In the early nineties the onset of the satellite television led to the entry of foreign channels and hence exposure to global fashion. Around this time, beauty pageants became more popular, following the achievements of beauty queens Sushmita Sen and Aishwarya Rai as Miss Universe and Miss World respectively. There was admiration for the young confident Indian women, who set forth new notions of beauty and fashion, enthused by the west. The women of the nineties were comfortable to show their skins and flaunt their bodies.
The 1990s steered large number of Indian designers, who were talented and creative, displaying a wide variety of innovative styles to the Indian women who desired exclusiveness in their attire. Bollywood continued to be a key factor in impacting fashion trends and designers started playing the role of costume designers for Bollywood films, thus integrating Bollywood opulence with fashion. The saree attire gained prominence as a sensuous wrap that reveals as well as conceals.
The changing role and perception of women in society have prompted changes in the saree attire.

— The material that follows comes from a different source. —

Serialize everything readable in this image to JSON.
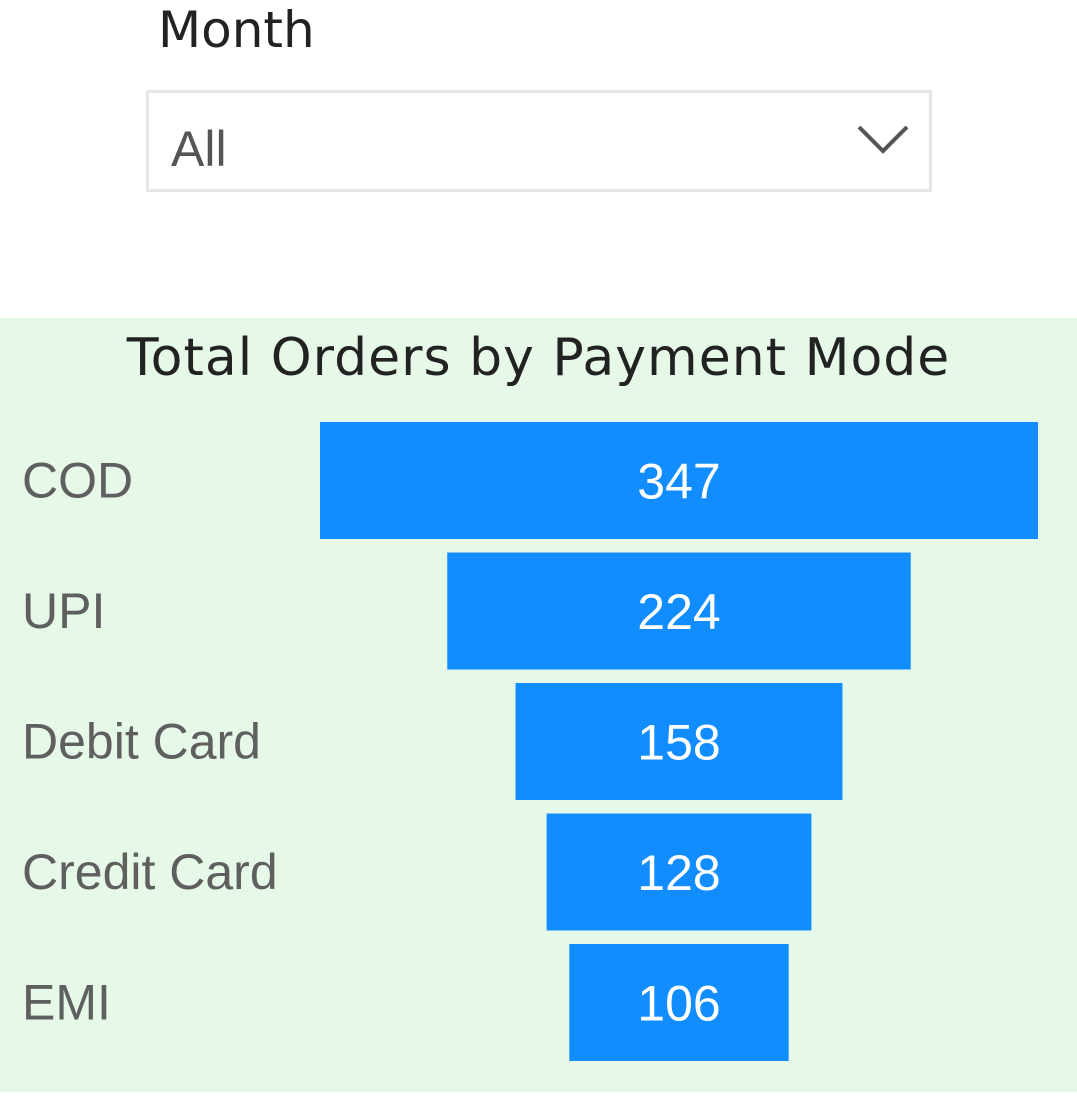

The metamorphosis of the saree from a modest traditional attire to a fashionable ensemble is attributed to the changing personality of the Indian women. The contemporary woman does not mind to bare as she is particular about her fitness. She is well informed, well-travelled and financially independent, and is selective in her choice. The economically independent woman is aware of the latest trends and is able to make her own choice with ease. This is reflected in her clothing style, which is more personalised and innovative.
In the 21st century, an assortment of saree styles co-exist that are aptly selected by the wearer, based on her socio-cultural values, beliefs and customs. The preference for the saree is also related to the type of saree, fabric, style of draping, the occasion for which it is worn as well as the personality of the wearer.
Deeply rooted in its cultural ethos, the contemporary young Indian woman prefers the saree on special occasions, yet retains modernism by teaming it with a stylish blouse.